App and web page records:
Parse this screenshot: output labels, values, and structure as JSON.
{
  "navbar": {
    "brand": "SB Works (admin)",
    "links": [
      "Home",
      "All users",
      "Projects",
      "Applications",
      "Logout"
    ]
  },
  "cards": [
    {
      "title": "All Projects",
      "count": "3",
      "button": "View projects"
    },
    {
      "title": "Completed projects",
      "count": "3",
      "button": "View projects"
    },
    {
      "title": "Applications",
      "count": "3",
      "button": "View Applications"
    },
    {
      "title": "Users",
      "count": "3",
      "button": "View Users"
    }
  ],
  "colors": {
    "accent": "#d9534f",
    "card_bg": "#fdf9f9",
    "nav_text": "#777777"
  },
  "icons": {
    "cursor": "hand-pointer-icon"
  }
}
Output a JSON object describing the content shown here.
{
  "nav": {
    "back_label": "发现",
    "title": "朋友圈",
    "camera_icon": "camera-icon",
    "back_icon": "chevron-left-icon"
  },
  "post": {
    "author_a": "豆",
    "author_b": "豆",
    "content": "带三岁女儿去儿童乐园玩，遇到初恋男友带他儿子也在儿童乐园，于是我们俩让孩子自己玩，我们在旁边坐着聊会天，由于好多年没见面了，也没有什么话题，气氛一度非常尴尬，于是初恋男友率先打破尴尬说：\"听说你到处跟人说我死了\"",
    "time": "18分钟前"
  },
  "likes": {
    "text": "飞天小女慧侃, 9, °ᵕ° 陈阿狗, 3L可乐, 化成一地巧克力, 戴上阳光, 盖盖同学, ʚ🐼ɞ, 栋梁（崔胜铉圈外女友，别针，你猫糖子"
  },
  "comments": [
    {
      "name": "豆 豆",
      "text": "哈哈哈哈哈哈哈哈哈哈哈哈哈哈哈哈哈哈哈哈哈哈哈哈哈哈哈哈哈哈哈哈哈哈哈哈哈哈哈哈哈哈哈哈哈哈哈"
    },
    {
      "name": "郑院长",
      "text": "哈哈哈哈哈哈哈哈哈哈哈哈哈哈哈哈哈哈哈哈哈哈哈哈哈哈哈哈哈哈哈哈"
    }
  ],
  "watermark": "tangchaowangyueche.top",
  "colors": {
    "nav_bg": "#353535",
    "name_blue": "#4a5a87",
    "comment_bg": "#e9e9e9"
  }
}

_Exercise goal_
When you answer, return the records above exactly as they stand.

_Answer section_
Parse this screenshot: output labels, values, and structure as JSON.
{
  "navbar": {
    "brand": "SB Works (admin)",
    "links": [
      "Home",
      "All users",
      "Projects",
      "Applications",
      "Logout"
    ]
  },
  "cards": [
    {
      "title": "All Projects",
      "count": "3",
      "button": "View projects"
    },
    {
      "title": "Completed projects",
      "count": "3",
      "button": "View projects"
    },
    {
      "title": "Applications",
      "count": "3",
      "button": "View Applications"
    },
    {
      "title": "Users",
      "count": "3",
      "button": "View Users"
    }
  ],
  "colors": {
    "accent": "#d9534f",
    "card_bg": "#fdf9f9",
    "nav_text": "#777777"
  },
  "icons": {
    "cursor": "hand-pointer-icon"
  }
}
Output a JSON object describing the content shown here.
{
  "nav": {
    "back_label": "发现",
    "title": "朋友圈",
    "camera_icon": "camera-icon",
    "back_icon": "chevron-left-icon"
  },
  "post": {
    "author_a": "豆",
    "author_b": "豆",
    "content": "带三岁女儿去儿童乐园玩，遇到初恋男友带他儿子也在儿童乐园，于是我们俩让孩子自己玩，我们在旁边坐着聊会天，由于好多年没见面了，也没有什么话题，气氛一度非常尴尬，于是初恋男友率先打破尴尬说：\"听说你到处跟人说我死了\"",
    "time": "18分钟前"
  },
  "likes": {
    "text": "飞天小女慧侃, 9, °ᵕ° 陈阿狗, 3L可乐, 化成一地巧克力, 戴上阳光, 盖盖同学, ʚ🐼ɞ, 栋梁（崔胜铉圈外女友，别针，你猫糖子"
  },
  "comments": [
    {
      "name": "豆 豆",
      "text": "哈哈哈哈哈哈哈哈哈哈哈哈哈哈哈哈哈哈哈哈哈哈哈哈哈哈哈哈哈哈哈哈哈哈哈哈哈哈哈哈哈哈哈哈哈哈哈"
    },
    {
      "name": "郑院长",
      "text": "哈哈哈哈哈哈哈哈哈哈哈哈哈哈哈哈哈哈哈哈哈哈哈哈哈哈哈哈哈哈哈哈"
    }
  ],
  "watermark": "tangchaowangyueche.top",
  "colors": {
    "nav_bg": "#353535",
    "name_blue": "#4a5a87",
    "comment_bg": "#e9e9e9"
  }
}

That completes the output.